Going to lunch with the late Tad Szulc was better than going to the theater.
Tad and I were colleagues at the New York Times Washington Bureau during the Nixon administration. Between them, Tad and the late Pete Willett of United Press (who is another story entirely) knew every single person in the world who was in any way worth knowing, or so it seemed.
Tad was born in Czechoslovakia, lived all over the world, and spoke half a dozen or more languages fluently. Frequently we would lunch at a restaurant favored by the embassy crowd. Tad would scan the room, taking note of who was lunching with whom, then signal the Captain to take us to his personal table. From there he would decide which tables to visit between lunch and desert. Like a devoted puppy, I would follow him on his table-hopping rounds, watching him converse in most of the languages he commanded, with diplomats whose names were the fodder of headlines all over the world. Over desert, he'd tell me what he'd heard and we'd talk about the stories to pursue.
We'd also lunch at out-of-the-way little restaurants that only Tad and a select few other citizens of the world knew about, where the food was recherché and the lighting was dim. En route to one of these one day, Tad paused outside a downtown DC drugstore and said, "Wait here just a moment for me, please, Tomas, I've got to go in and pick up some secret documents." He entered the store, chose a certain phone booth, went inside and emerged with a manilla envelope, whose contents he scrutinized in the dim light of the restaurant.
It contained the bill of lading of a ship called the Padma and it gave Tad a worldwide scoop on how the CIA was secretly violating our own government's ban by shipping illegal arms to Pakistan.
Tad was a master of a commonplace journalistic skill back in those days: cultivation of sources who could provide the classified documents that penetrated the veil of secrecy behind which governments like to operate. It was because that skill is so scarce among today's so-called journalists, who see themselves as stenographers for government propagandists, that somebody had to begin doing what Julian Assange does.
As our government has intensified its campaign to demonize the founder of WikiLeaks, the stenographers of our mainstream media have willingly turned against a man whose efforts they once supported and now offer him up for sacrifice in the name of national security.
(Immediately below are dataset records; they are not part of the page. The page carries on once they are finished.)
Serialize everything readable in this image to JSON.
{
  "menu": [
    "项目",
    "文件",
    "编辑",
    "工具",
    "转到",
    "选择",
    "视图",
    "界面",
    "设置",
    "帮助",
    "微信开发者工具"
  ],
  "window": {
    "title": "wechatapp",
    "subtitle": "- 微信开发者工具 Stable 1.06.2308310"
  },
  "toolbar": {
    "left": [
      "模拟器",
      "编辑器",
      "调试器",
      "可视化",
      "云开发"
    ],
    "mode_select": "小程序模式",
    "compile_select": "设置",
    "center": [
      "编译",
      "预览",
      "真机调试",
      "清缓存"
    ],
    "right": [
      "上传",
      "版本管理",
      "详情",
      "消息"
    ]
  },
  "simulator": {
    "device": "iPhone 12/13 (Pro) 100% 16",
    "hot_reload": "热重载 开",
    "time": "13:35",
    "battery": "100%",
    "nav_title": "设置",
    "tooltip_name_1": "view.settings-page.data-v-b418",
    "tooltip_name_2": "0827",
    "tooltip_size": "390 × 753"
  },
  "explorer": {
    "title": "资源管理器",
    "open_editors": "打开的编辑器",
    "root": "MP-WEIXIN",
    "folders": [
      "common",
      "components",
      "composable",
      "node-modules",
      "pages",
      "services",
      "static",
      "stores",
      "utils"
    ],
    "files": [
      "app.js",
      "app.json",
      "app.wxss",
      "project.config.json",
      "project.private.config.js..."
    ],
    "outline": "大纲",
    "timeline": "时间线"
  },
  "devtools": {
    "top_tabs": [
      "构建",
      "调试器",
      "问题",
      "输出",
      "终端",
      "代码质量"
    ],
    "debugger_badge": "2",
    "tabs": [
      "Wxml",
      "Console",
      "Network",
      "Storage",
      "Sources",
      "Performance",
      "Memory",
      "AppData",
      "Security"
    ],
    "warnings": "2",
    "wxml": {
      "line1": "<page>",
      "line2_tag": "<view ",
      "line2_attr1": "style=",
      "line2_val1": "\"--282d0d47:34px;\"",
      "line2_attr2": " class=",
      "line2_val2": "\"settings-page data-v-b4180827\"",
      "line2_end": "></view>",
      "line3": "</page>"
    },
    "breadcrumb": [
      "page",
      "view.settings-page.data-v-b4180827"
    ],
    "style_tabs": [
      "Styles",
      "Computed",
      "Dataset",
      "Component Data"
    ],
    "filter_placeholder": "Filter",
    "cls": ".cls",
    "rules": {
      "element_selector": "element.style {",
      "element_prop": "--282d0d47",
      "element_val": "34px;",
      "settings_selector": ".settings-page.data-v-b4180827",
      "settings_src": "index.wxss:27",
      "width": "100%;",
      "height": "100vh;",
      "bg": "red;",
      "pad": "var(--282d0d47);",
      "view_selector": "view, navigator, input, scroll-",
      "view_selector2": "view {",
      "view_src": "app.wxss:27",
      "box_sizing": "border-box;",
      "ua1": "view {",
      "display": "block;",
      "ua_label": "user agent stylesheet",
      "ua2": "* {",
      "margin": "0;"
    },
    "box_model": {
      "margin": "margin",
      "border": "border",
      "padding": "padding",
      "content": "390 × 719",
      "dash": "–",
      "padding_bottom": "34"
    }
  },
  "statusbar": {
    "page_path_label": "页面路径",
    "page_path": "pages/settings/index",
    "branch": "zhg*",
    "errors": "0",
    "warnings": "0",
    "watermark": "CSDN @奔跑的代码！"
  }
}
"Journalistic" agencies like the National Press Club, the Overseas Press Club (whose only redeeming social value is that it once employed a bartender who made the world's finest martini), and the AP (which has no redeeming social value) have agonized, reassessed and concluded that Assange isn't really a journalist and so is not entitled to the First Amendment protection that real journalists enjoy.
Among the canards these mainstreamers propagate is this: Assange "recklessly" endangers people and policies by "willy-nilly" (Real Journalist and Stenographer Bob Woodward's phrase) making public certain of the 250,000 secret cables that have produced so many major news stories in the last two months.
What the blood-lusters overlook is the real manner in which the once-secret cables, documents and videos become public. Assange simply plays the role of whomever left that manilla envelope taped under the seat of the drug store phone booth for Tad Szulc to find. Assange obtains the documents, and makes them available to a select few prestigious journalistic institutions like our New York Times, the UK's Guardian, Germany's Der Spiegel, etc. They perform Tad's journalistic function, deciding what to publish, verifying it, checking ancillary facts, providing context, soliciting the usual denials by the usual suspects, etc. Only after the journalists have finished their work and made the material public does WikiLeaks, virtually simultaneously, and with the journalists' redactions and emendings, post the same information on its own site.
And so the very methods by which WikiLeaks material becomes public has been falsified by the mainstreamers who now decry Assange's "treachery."
The question is not and never has been whether Assange is a "journalist." What he does is an essential part of the process, usually called journalism, by which citizens are given access to information to which they are entitled under the First Amendment.
Back in Tad's day, the Nixon crowd went berserk when one of their secrets got out, putting me and Tad and Neil Sheehan and a bunch of our colleagues on Tricky Dick's infamous "Enemies' List." As Thomas Paine noted, "Only error, and never truth, shrinks from free inquiry."
Many of the loudest callers for Assange's head to roll are themselves not only non-journalists, but also apologists for corrupt government officials and purveyors of bias and hate. What's really needed is for Americans to become smart enough to quit listening to them. One way for that to happen is for Americans to have access to the very kinds of information that pass through WikiLeaks and into the public domain.
Another word for it is "truth."